> _Source data_

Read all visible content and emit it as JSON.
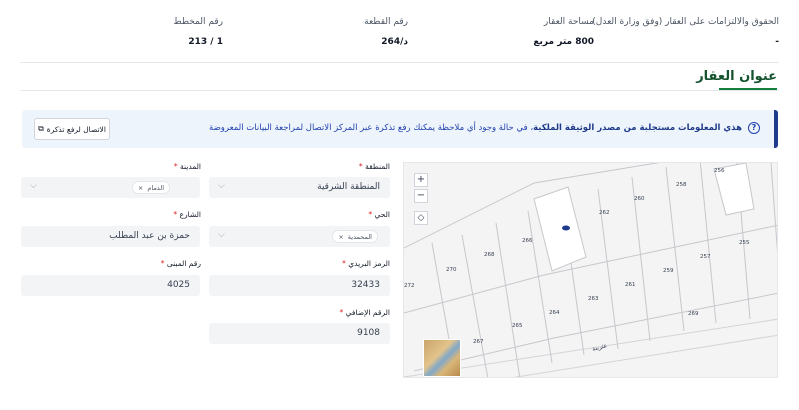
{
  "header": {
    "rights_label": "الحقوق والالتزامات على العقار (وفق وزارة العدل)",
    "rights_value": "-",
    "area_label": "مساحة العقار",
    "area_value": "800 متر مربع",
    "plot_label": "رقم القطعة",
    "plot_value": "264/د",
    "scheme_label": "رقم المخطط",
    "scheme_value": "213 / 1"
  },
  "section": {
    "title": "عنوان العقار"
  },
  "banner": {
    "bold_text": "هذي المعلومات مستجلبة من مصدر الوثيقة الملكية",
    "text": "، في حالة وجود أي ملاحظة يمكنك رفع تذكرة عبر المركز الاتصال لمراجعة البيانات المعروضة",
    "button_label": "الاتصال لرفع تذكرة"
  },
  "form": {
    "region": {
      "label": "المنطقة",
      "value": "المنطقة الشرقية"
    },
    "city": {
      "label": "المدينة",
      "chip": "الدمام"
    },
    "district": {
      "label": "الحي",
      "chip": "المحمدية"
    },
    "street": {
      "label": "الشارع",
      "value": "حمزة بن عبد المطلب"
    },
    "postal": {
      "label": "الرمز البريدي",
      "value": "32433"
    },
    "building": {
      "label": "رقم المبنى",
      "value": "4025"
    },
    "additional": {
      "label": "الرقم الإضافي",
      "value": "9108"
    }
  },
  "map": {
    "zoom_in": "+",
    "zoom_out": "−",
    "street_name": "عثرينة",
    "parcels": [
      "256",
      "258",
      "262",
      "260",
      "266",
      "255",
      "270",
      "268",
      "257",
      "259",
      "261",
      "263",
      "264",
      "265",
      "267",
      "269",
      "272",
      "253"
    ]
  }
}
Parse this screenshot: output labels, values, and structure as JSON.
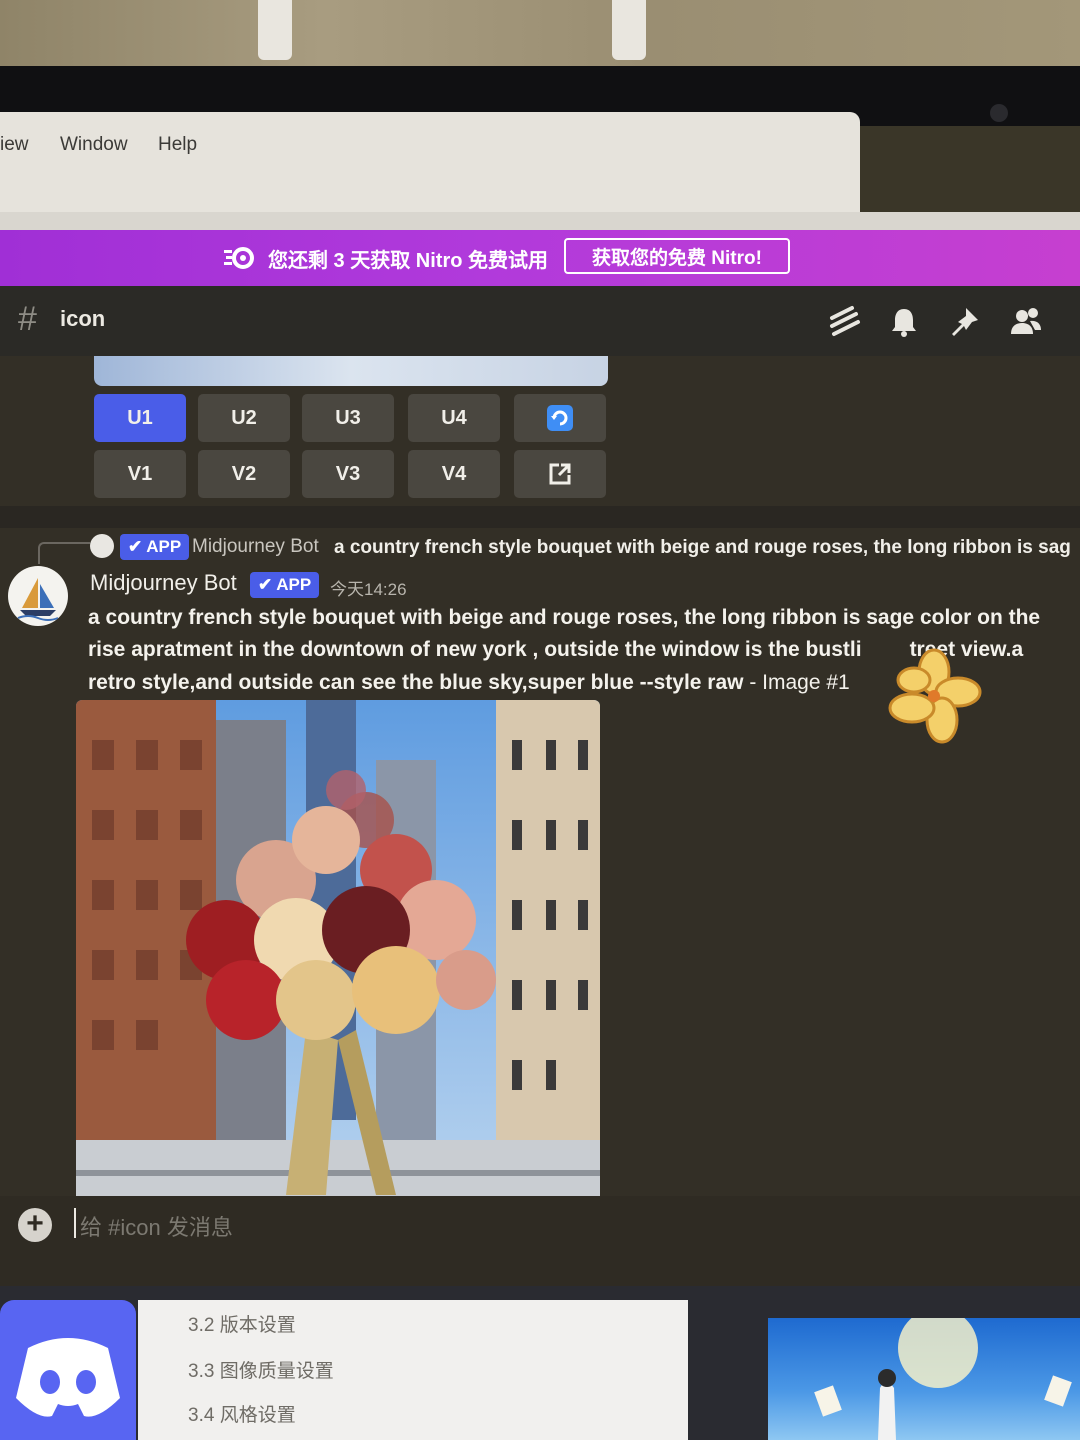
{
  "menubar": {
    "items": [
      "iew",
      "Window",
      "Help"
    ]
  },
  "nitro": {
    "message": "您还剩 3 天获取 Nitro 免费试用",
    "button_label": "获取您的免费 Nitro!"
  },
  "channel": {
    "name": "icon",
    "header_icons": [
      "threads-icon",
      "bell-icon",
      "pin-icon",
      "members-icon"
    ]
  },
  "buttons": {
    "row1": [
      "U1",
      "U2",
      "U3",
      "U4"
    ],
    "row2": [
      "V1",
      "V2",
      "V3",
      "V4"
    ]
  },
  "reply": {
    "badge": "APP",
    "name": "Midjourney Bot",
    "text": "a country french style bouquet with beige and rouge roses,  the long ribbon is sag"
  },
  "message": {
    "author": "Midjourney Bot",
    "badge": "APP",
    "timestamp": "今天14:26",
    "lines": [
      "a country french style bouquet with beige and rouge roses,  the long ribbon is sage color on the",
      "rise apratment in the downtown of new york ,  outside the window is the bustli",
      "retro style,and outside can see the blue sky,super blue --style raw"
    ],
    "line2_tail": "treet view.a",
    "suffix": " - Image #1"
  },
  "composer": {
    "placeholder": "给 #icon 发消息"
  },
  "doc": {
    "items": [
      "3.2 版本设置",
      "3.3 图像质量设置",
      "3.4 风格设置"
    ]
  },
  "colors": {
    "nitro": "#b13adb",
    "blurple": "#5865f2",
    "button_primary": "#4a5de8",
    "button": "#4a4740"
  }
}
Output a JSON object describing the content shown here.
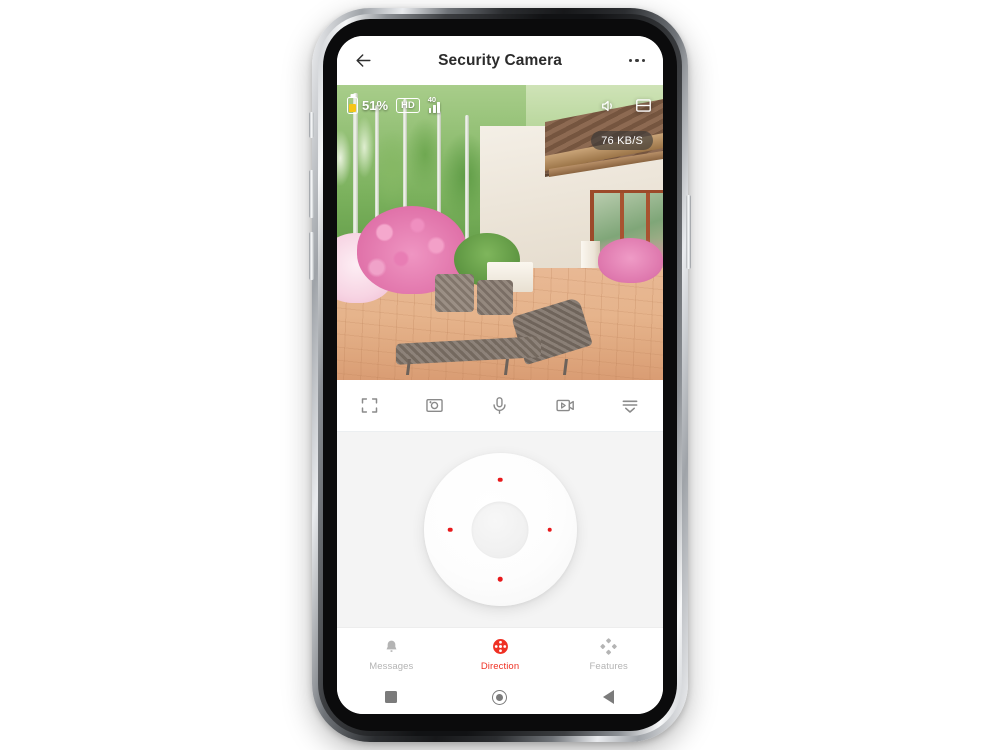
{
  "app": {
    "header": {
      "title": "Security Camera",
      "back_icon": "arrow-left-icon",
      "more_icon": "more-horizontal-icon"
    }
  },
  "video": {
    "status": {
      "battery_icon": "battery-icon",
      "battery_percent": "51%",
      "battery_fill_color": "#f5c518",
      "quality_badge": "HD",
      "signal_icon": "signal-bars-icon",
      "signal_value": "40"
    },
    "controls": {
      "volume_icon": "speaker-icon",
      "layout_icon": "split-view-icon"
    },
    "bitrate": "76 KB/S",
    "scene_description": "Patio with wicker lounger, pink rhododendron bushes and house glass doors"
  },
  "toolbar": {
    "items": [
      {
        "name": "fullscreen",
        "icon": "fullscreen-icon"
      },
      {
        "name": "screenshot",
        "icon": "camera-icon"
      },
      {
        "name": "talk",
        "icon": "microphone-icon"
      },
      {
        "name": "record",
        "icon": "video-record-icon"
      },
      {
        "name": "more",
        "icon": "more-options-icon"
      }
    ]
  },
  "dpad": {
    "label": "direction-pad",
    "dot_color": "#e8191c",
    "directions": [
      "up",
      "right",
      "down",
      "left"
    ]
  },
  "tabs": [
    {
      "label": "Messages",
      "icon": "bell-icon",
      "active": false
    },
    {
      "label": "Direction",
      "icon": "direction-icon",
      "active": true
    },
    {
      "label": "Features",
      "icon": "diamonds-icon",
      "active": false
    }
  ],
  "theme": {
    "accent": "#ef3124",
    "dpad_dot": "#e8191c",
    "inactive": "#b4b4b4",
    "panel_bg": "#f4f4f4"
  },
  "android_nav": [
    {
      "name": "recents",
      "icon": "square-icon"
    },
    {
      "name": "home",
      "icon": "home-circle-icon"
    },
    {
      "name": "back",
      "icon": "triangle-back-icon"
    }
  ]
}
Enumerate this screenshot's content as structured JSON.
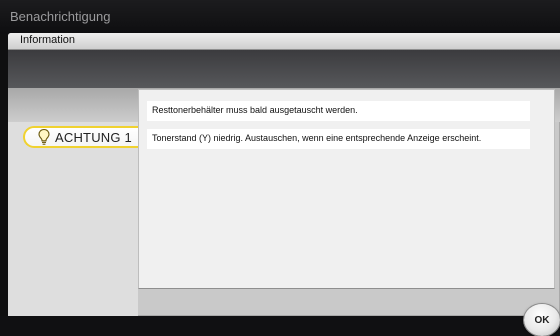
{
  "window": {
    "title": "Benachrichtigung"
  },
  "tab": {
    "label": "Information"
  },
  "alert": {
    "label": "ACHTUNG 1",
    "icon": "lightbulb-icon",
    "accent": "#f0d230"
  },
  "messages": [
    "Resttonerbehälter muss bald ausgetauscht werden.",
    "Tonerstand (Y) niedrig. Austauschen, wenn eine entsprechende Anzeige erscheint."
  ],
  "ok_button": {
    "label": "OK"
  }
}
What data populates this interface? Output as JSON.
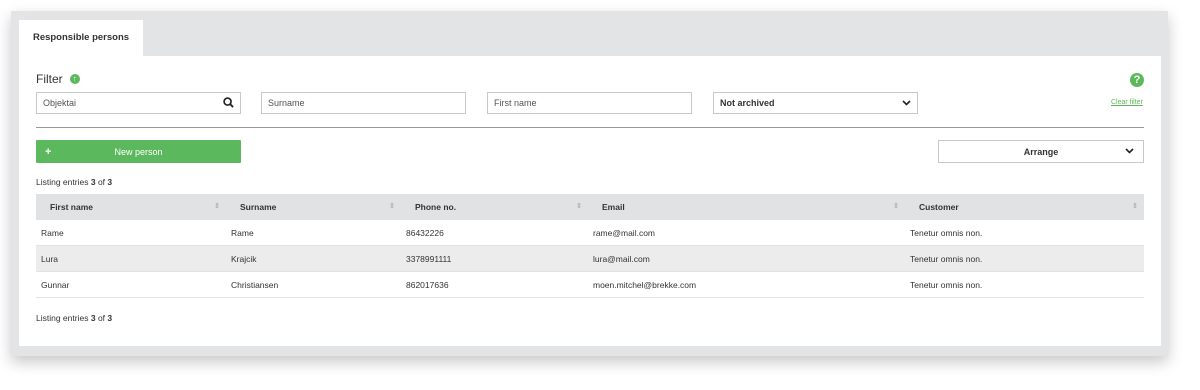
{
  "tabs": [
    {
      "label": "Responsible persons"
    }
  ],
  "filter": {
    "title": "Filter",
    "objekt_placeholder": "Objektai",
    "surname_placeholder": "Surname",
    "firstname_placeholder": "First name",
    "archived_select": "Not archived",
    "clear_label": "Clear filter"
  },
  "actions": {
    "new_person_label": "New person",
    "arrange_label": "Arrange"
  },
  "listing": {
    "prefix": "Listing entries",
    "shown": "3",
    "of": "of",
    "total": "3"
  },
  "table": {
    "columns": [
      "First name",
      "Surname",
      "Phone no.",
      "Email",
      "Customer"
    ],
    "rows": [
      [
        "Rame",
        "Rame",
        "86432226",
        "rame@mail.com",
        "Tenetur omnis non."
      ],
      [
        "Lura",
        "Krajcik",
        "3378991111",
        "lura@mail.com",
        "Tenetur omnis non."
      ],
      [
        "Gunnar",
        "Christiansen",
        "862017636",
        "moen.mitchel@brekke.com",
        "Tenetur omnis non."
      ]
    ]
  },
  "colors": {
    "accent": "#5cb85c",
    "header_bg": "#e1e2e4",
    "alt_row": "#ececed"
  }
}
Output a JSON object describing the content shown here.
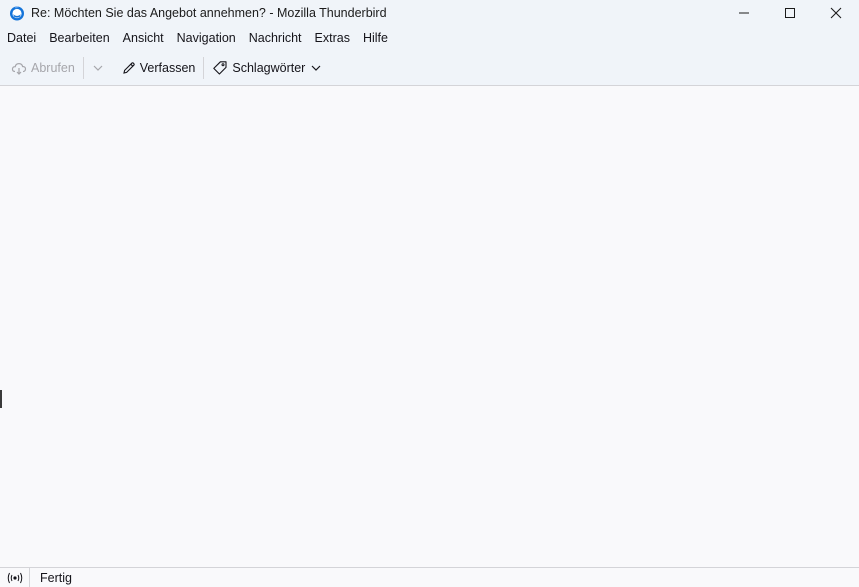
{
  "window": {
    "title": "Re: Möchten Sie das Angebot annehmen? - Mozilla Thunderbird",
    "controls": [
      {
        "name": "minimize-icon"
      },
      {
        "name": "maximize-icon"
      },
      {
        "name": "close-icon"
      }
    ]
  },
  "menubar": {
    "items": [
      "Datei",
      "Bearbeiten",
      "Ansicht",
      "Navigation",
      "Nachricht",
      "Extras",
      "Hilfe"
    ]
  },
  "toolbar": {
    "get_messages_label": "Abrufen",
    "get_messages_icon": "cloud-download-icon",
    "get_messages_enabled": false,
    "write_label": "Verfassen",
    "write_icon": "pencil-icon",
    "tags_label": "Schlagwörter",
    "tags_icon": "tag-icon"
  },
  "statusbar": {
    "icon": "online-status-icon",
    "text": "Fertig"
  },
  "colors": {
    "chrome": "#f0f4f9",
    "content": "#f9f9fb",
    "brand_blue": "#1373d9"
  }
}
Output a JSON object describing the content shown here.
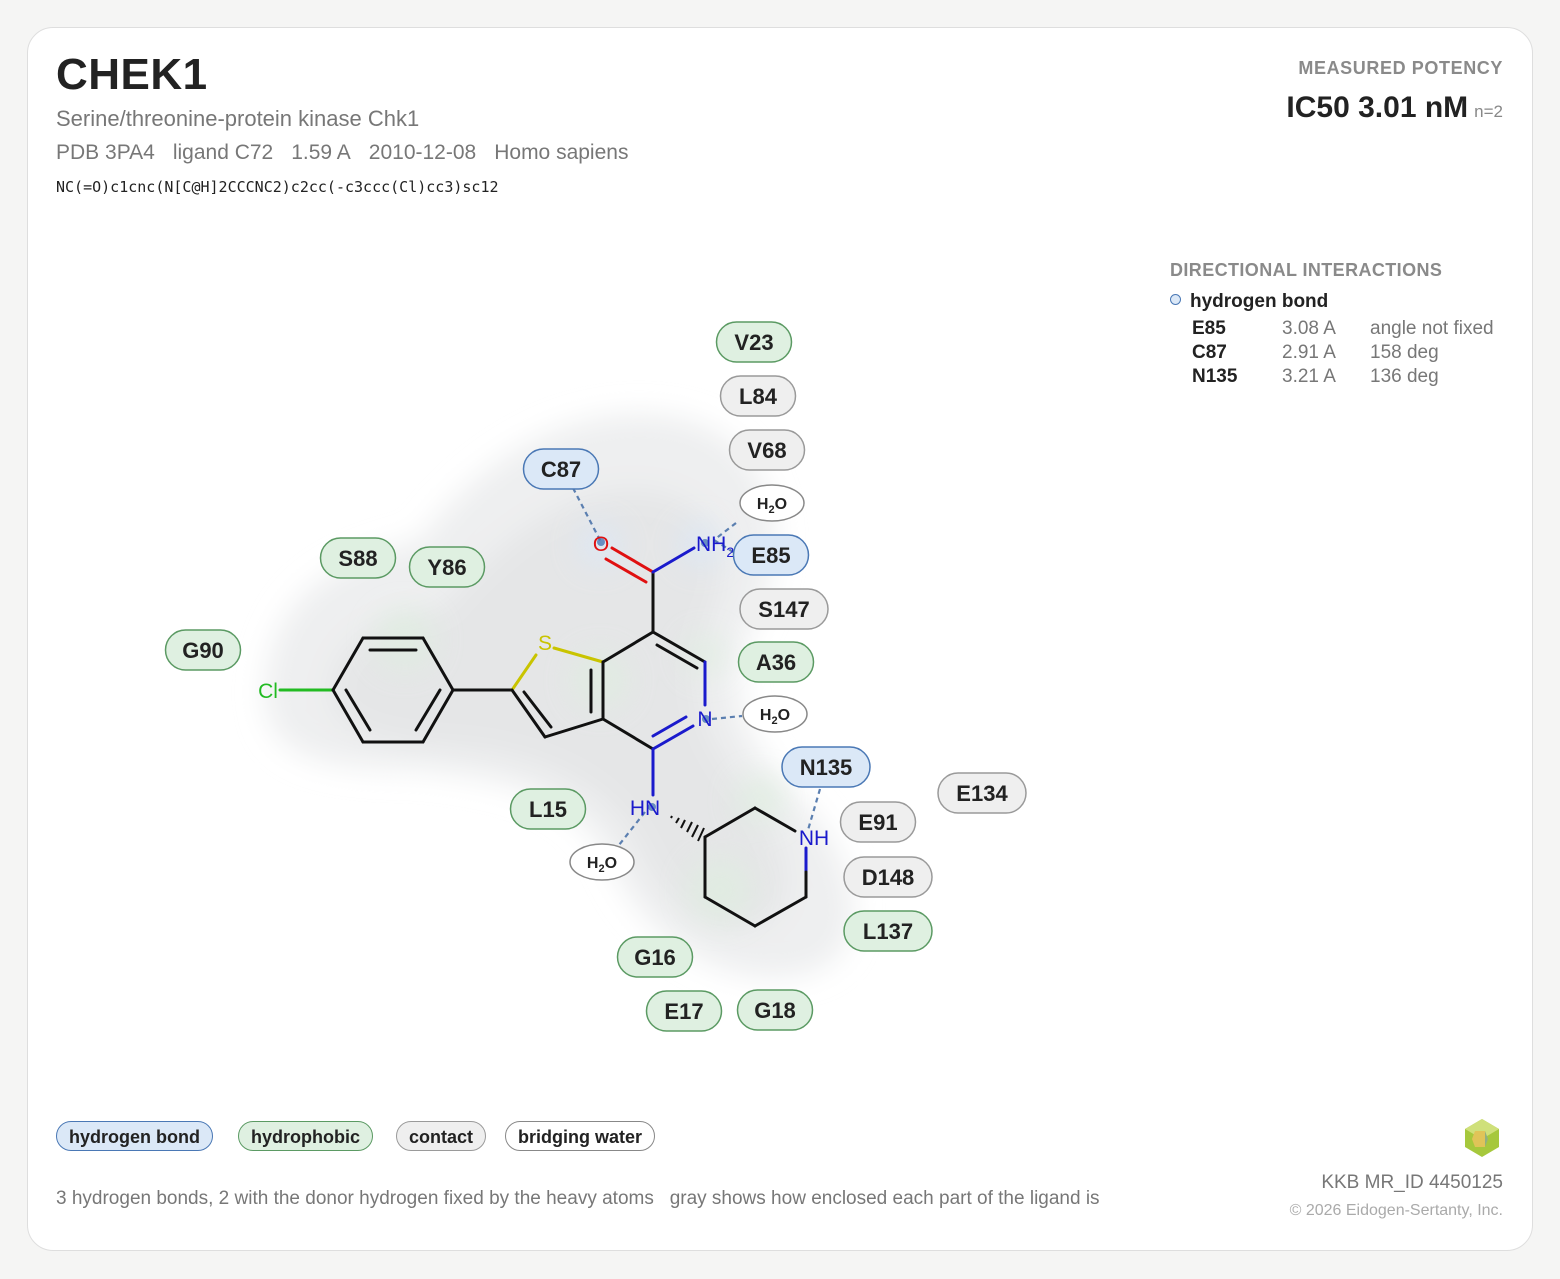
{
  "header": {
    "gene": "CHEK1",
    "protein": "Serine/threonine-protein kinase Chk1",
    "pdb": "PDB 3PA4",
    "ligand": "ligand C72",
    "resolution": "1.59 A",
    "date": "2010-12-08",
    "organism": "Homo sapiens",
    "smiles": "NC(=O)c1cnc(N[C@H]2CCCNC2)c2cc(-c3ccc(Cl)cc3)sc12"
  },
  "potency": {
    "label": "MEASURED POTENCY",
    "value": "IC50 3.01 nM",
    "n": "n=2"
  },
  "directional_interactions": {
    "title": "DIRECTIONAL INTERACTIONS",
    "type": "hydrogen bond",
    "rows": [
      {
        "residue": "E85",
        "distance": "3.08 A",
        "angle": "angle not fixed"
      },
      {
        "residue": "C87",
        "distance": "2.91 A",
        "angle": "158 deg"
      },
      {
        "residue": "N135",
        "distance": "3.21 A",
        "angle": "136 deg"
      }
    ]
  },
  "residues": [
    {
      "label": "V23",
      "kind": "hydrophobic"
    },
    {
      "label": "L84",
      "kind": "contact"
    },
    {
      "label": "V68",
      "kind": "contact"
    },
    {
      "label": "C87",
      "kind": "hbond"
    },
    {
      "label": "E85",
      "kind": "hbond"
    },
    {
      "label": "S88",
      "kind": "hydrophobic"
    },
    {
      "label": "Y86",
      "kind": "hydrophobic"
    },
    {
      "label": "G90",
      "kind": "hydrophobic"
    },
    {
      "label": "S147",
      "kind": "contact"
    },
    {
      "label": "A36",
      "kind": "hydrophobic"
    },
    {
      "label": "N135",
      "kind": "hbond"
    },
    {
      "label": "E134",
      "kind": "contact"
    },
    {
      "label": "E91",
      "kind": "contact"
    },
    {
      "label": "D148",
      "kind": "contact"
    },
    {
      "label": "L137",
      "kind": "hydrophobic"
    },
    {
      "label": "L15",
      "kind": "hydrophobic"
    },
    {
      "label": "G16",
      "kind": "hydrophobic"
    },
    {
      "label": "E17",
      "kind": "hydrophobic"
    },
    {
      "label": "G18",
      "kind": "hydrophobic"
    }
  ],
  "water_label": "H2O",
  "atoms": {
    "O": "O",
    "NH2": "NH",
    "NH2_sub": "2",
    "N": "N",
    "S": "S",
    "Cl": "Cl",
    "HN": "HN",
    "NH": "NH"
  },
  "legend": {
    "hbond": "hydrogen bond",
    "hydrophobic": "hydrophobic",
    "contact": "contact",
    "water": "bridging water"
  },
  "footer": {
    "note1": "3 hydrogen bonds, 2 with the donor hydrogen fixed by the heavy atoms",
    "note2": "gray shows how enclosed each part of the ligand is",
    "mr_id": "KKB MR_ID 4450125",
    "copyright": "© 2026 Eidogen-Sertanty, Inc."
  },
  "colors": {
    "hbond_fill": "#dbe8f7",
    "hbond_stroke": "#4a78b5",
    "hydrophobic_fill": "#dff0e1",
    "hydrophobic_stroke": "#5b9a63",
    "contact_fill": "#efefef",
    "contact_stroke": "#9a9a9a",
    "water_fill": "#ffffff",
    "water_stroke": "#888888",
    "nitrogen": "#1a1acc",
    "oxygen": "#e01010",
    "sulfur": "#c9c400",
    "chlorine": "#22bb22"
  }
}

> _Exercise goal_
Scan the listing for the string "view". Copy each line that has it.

> _Exercise result_
    "line2_tail": "treet view.a",
      "layout_icon": "split-view-icon"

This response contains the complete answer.